* **Work required**
Repeat the records exactly as given. Do not include the pictures.

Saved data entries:

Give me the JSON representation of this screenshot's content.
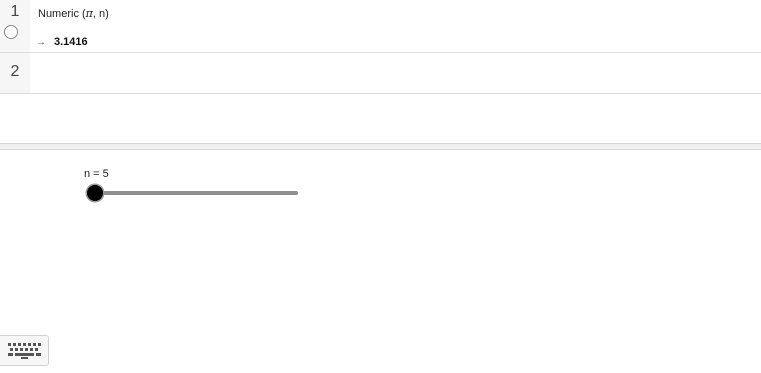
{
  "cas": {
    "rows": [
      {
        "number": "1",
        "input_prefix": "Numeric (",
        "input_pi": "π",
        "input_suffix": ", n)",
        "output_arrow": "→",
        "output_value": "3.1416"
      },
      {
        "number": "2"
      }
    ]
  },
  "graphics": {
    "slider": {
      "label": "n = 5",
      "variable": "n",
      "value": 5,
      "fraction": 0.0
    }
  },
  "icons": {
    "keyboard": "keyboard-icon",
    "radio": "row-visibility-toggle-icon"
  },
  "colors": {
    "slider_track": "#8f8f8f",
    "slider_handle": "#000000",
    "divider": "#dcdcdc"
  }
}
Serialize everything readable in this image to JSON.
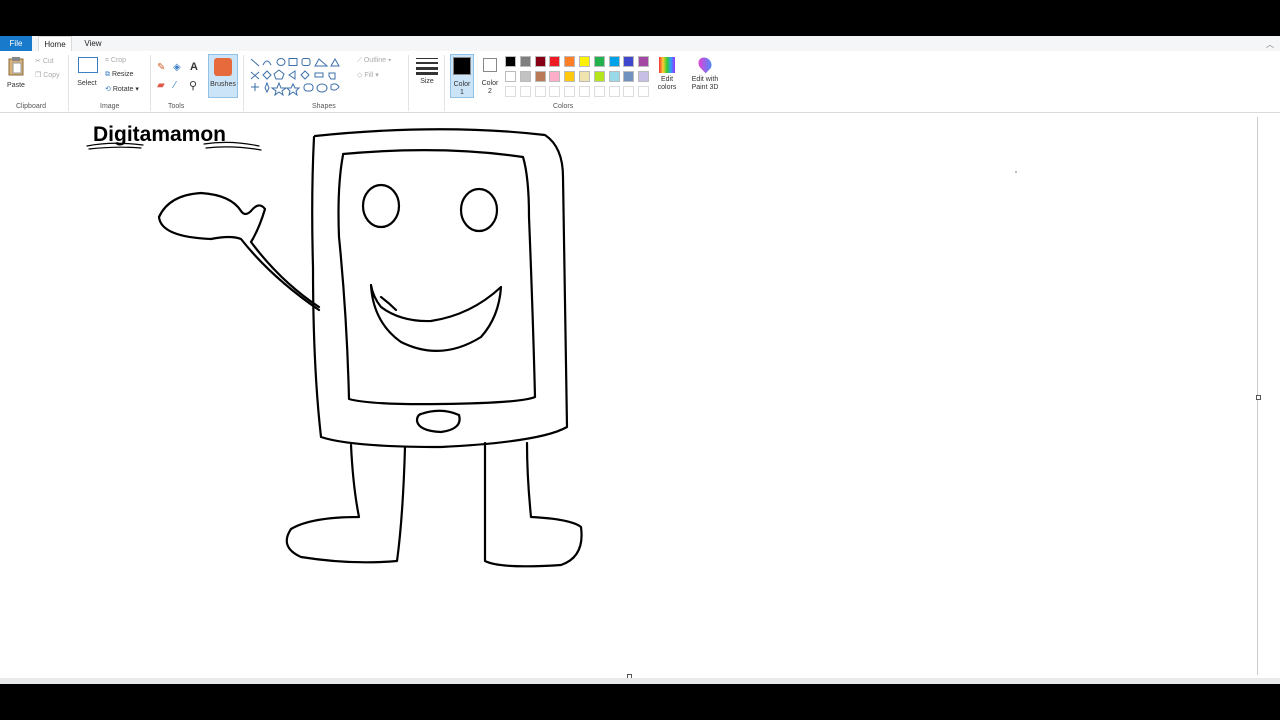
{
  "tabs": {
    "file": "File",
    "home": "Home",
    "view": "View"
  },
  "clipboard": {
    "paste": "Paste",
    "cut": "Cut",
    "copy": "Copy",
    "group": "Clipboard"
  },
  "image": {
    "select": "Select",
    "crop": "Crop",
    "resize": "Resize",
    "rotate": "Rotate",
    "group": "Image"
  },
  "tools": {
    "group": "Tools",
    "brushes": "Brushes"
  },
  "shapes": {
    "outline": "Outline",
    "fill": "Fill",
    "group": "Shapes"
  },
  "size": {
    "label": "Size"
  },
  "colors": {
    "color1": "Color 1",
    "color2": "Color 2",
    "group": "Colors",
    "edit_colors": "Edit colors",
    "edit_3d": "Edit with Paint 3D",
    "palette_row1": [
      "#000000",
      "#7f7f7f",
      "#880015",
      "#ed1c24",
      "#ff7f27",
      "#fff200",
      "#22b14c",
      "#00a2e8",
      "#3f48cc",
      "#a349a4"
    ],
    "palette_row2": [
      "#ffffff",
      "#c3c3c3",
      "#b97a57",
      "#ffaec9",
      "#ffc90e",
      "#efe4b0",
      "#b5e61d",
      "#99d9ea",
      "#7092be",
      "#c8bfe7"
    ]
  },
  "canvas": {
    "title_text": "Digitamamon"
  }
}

* **Final answer**
Give me the JSON representation of this screenshot's content.
{
  "cas": {
    "rows": [
      {
        "number": "1",
        "input_prefix": "Numeric (",
        "input_pi": "π",
        "input_suffix": ", n)",
        "output_arrow": "→",
        "output_value": "3.1416"
      },
      {
        "number": "2"
      }
    ]
  },
  "graphics": {
    "slider": {
      "label": "n = 5",
      "variable": "n",
      "value": 5,
      "fraction": 0.0
    }
  },
  "icons": {
    "keyboard": "keyboard-icon",
    "radio": "row-visibility-toggle-icon"
  },
  "colors": {
    "slider_track": "#8f8f8f",
    "slider_handle": "#000000",
    "divider": "#dcdcdc"
  }
}
Serialize everything readable in this image to JSON.
{
  "tabs": {
    "file": "File",
    "home": "Home",
    "view": "View"
  },
  "clipboard": {
    "paste": "Paste",
    "cut": "Cut",
    "copy": "Copy",
    "group": "Clipboard"
  },
  "image": {
    "select": "Select",
    "crop": "Crop",
    "resize": "Resize",
    "rotate": "Rotate",
    "group": "Image"
  },
  "tools": {
    "group": "Tools",
    "brushes": "Brushes"
  },
  "shapes": {
    "outline": "Outline",
    "fill": "Fill",
    "group": "Shapes"
  },
  "size": {
    "label": "Size"
  },
  "colors": {
    "color1": "Color 1",
    "color2": "Color 2",
    "group": "Colors",
    "edit_colors": "Edit colors",
    "edit_3d": "Edit with Paint 3D",
    "palette_row1": [
      "#000000",
      "#7f7f7f",
      "#880015",
      "#ed1c24",
      "#ff7f27",
      "#fff200",
      "#22b14c",
      "#00a2e8",
      "#3f48cc",
      "#a349a4"
    ],
    "palette_row2": [
      "#ffffff",
      "#c3c3c3",
      "#b97a57",
      "#ffaec9",
      "#ffc90e",
      "#efe4b0",
      "#b5e61d",
      "#99d9ea",
      "#7092be",
      "#c8bfe7"
    ]
  },
  "canvas": {
    "title_text": "Digitamamon"
  }
}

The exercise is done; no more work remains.